  • William Craig — 

    Hello Dr. Craig, I have always wondered about your claim that Christianity is the only true religion (based on historical evidence as you say). But how can you be so sure when Islamic and Jewish scholars claim the same claim? As a former atheist and now an agnostic, the question of which religion to choose is essential. I'm very well acquainted with Islamic Theology and unlike your claim. Islam affirms that Christians, Jews and Muslims worship the same god ("Allah" is not a special god for Muslims rather it's the term for god in Arabic). So what is your position on Islam? (And I would really like to know from who do you get your information on Islamic theology). I also would to invest some time in Christian theology, would kindly recommend some introductory books?

  • William Craig — 

    I'm taking a philosophy of religion course right now, and it is very fascinating to me. I'm taking the course because I am interested in Christian Apologetics. One aspect of Christian Apologetics is to argue for intelligent design. To my surprise, my professor, who is a Christian, does not believe in intelligent design (ID). I also wanted to point out the fact that in an astronomy class my girlfriend is taking, the professor lectured on how most Christians do not believe in ID. As I'm pondering on why my Christian professor doesn't believe in ID and how an astronomy professor lectures on how most Christians don't believe in ID, I start to question if I even know what ID really is ...

  • William Craig — 

    Hi Dr. Craig, Let me first say that while not a Christian myself (although I've somehow ended up doing a theology degree...) I am a very big fan of your program of presenting rigorous and rational justification for Christian doctrine - in particular you have thoroughly convinced me on the cosmological argument! However I am unwilling to move beyond belief in a minimalist Deist creator God for several reasons, among which is the question of: Is the incarnation compatible with theodicy? ...

  • William Craig — 

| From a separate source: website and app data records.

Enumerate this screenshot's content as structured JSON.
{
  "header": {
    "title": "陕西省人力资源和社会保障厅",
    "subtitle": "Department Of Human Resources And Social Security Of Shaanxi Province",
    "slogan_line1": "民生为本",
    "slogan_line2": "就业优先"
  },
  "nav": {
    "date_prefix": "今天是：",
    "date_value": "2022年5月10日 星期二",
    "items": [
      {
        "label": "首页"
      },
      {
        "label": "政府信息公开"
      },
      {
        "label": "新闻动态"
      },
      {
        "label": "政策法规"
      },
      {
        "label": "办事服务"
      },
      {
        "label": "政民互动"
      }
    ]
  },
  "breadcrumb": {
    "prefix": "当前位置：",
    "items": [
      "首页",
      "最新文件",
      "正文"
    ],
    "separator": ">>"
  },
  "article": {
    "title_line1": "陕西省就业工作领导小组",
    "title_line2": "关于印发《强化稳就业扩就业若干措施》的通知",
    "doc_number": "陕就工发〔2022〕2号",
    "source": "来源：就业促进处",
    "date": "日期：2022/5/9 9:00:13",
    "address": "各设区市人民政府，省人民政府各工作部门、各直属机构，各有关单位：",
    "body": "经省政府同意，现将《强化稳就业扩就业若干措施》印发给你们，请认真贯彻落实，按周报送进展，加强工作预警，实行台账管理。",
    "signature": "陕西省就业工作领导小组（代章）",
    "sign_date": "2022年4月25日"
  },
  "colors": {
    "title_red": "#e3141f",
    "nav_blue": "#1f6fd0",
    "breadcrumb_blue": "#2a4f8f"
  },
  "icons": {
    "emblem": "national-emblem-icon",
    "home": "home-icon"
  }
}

    Dear Dr Craig, I was born in Turkey and simply followed the traditions and became a Muslim. I have always been hungry for knowledge and understanding. So I started to research Islam with the hope that I could have a closer/stronger connection with God. But unfortunately I realized that the Prophet Mohammed stands between God and me. This was my first disappointment. I also found out certain things that put me off so much from Islam, and in fact, from all the other religions. I then became and atheist because I believed it was intellectual, logical and rational. After I studied Mathematical Physics (and understood the true meaning of science, rationality and logic) at university, I realized that atheism was not for me either. My question is about Jesus. I am not a Christian but feeling very close to Jesus since the first day I came to know him. I don't understand him dying for our sins. What does that mean? No Christian has given me a satisfactory answer and I can't think of an answer myself. I am ready to die, today, for my mother but that's not what Jesus did (I assume?). What does it mean to "die for someone else's sins"? ...

  • William Craig — 

    Hi Dr. Craig! I consider myself to be a Christian layman, as I am not formally trained in philosophy (I am a computer science major). However, I have been reading content on your website for about three months now and have read Reasonable Faith, On Guard, Contending With Christianity's Critics, Is God a Moral Monster, and I am currently working through Philosophical Foundations for a Christian Worldview ...

  • William Craig — 

    Dr. Craig, Firstly, thank you for all that you do for the Kingdom. Your work has been a great encouragement to me since I came to faith in Christ a few years ago. Recently, in the March issue of the popular philosophy journal 'Think', Raphael Lataster attacks your argument from Jesus' resurrection as circular. The article is titled: "A PHILOSOPHICAL AND HISTORICAL ANALYSIS OF WILLIAM LANE CRAIG'S RESURRECTION OF JESUS ARGUMENT" ...